• **Problem to work on**:
The answer must be a single number: how many lines in the entries below contain the word "Variables".
>>>>
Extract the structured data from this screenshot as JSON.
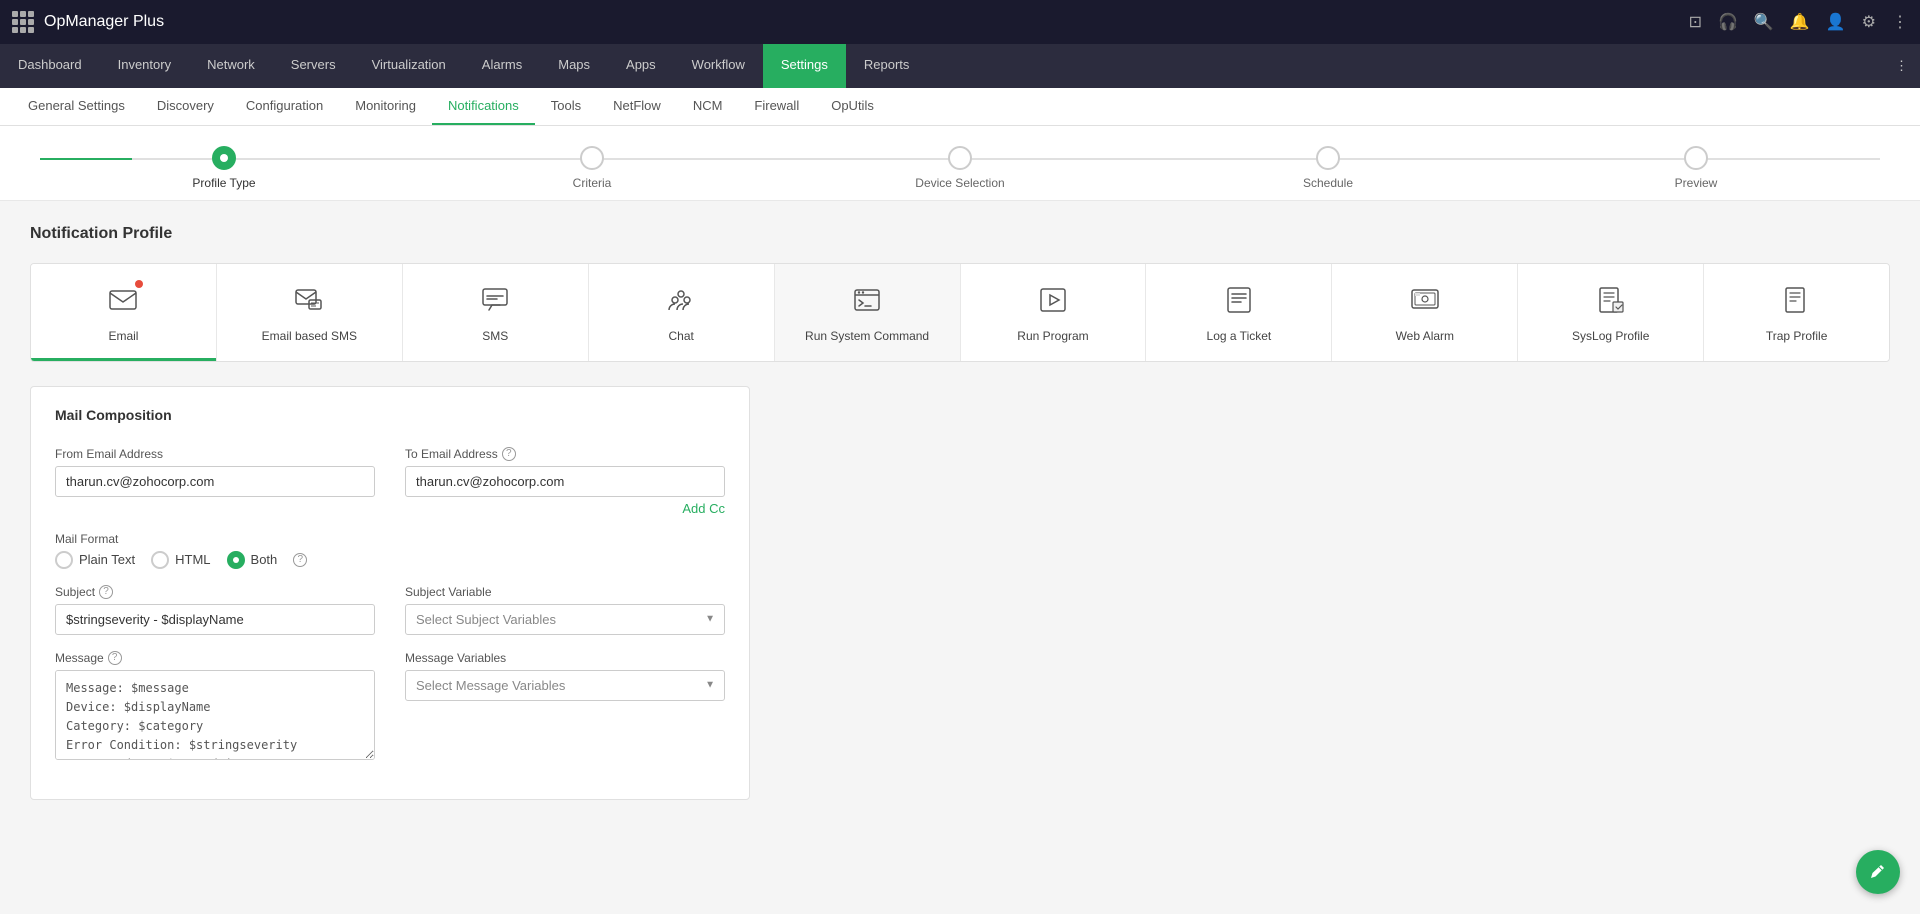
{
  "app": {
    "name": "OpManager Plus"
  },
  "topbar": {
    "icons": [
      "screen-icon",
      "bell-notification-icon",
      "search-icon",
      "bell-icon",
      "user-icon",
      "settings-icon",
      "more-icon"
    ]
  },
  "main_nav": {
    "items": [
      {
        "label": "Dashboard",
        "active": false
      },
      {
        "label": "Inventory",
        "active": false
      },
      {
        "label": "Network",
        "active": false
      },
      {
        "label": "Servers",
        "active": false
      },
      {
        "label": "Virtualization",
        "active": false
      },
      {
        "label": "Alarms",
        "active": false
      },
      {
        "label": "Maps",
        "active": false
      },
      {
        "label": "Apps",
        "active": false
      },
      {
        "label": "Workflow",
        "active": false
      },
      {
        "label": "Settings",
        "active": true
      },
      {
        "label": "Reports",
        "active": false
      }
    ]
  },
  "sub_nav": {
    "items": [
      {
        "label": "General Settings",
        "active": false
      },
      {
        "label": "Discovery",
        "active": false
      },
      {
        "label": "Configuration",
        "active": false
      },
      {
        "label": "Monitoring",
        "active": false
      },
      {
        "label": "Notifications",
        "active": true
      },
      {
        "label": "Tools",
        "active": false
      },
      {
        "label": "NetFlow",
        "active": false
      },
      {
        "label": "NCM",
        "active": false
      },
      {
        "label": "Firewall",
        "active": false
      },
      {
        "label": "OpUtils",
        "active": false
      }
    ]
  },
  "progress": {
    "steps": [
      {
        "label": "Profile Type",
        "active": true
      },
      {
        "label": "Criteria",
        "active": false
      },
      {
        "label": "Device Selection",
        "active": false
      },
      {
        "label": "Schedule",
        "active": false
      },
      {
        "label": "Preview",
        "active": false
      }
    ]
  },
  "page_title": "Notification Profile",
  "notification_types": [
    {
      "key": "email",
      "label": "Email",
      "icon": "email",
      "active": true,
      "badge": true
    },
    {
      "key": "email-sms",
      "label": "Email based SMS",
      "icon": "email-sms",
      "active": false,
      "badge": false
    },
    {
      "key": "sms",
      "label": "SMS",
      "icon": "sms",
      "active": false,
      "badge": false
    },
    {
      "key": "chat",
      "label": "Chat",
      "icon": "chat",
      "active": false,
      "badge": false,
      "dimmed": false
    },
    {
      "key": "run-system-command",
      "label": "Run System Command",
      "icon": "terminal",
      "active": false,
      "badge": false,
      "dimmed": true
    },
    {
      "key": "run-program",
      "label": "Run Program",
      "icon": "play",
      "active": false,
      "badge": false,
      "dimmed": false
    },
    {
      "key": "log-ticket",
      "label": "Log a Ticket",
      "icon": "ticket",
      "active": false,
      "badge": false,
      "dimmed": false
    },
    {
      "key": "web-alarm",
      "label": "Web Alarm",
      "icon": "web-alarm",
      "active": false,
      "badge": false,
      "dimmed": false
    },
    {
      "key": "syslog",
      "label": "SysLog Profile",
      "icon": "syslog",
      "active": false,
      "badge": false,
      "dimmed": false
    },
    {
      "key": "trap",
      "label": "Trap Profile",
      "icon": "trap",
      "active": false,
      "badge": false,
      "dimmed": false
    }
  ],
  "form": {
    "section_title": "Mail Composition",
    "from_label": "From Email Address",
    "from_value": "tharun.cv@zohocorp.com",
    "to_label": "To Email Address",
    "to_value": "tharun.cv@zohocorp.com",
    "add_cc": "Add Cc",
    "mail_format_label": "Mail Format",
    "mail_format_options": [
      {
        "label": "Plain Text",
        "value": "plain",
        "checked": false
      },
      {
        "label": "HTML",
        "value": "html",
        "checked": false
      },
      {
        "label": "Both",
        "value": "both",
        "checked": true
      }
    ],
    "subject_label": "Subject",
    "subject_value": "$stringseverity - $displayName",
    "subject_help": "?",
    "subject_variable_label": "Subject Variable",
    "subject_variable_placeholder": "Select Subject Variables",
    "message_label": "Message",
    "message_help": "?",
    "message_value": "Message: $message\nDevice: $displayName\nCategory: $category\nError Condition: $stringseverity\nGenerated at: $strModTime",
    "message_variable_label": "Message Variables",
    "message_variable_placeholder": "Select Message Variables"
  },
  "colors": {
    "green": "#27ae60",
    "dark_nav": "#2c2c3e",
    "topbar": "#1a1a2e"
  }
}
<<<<
• **Completed task**:
3